PROVIDED MATERIAL section start

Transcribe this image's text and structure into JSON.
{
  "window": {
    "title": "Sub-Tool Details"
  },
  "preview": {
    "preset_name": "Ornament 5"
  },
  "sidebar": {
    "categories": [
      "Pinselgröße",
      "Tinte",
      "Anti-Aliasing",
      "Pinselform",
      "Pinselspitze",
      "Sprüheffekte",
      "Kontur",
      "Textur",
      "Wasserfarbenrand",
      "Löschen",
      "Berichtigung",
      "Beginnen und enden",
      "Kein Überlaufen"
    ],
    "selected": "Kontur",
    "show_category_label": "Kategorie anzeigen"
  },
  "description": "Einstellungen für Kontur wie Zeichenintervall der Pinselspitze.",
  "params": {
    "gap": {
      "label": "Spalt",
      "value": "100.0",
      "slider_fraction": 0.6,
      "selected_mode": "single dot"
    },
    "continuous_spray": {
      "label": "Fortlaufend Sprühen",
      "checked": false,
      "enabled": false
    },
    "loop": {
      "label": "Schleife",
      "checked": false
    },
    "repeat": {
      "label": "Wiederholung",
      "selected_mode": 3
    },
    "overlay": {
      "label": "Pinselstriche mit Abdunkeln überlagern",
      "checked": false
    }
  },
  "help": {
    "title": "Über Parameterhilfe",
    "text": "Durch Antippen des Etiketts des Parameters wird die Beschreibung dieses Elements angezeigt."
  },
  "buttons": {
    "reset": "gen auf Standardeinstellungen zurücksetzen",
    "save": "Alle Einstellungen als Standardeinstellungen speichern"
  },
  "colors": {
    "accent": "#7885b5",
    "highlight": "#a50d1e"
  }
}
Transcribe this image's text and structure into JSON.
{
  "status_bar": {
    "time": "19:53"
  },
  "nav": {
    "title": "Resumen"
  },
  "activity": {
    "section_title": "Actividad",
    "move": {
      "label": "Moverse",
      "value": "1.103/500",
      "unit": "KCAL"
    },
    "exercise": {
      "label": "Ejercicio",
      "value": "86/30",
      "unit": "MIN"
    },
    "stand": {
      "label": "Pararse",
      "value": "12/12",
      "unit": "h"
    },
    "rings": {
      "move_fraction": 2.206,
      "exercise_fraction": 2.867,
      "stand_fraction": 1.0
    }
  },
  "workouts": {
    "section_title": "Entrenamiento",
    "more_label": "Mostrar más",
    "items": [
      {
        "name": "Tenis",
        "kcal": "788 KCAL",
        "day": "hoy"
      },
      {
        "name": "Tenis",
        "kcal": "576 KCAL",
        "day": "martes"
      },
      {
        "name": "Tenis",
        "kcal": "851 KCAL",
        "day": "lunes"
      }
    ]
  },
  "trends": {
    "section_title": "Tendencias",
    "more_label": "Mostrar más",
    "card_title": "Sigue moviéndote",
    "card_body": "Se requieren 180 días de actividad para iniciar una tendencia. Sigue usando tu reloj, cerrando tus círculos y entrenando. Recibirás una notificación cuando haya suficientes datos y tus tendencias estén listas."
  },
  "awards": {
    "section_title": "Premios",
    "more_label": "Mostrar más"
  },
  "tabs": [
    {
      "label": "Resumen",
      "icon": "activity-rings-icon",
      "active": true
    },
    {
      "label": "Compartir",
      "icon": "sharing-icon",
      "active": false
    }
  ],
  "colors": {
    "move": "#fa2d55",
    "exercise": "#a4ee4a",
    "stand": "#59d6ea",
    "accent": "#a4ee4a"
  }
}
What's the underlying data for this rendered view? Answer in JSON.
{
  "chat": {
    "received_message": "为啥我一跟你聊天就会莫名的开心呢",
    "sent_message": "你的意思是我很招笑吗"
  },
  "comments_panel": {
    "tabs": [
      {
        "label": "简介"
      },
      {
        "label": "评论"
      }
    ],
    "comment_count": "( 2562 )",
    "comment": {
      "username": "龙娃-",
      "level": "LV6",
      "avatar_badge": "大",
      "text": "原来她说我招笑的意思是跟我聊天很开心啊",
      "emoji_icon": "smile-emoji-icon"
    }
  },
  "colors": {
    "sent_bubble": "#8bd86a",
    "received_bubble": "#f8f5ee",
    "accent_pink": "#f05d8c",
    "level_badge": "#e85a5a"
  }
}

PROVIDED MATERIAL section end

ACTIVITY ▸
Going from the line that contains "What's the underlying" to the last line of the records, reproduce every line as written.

ANSWER BELOW ▸
What's the underlying data for this rendered view? Answer in JSON.
{
  "chat": {
    "received_message": "为啥我一跟你聊天就会莫名的开心呢",
    "sent_message": "你的意思是我很招笑吗"
  },
  "comments_panel": {
    "tabs": [
      {
        "label": "简介"
      },
      {
        "label": "评论"
      }
    ],
    "comment_count": "( 2562 )",
    "comment": {
      "username": "龙娃-",
      "level": "LV6",
      "avatar_badge": "大",
      "text": "原来她说我招笑的意思是跟我聊天很开心啊",
      "emoji_icon": "smile-emoji-icon"
    }
  },
  "colors": {
    "sent_bubble": "#8bd86a",
    "received_bubble": "#f8f5ee",
    "accent_pink": "#f05d8c",
    "level_badge": "#e85a5a"
  }
}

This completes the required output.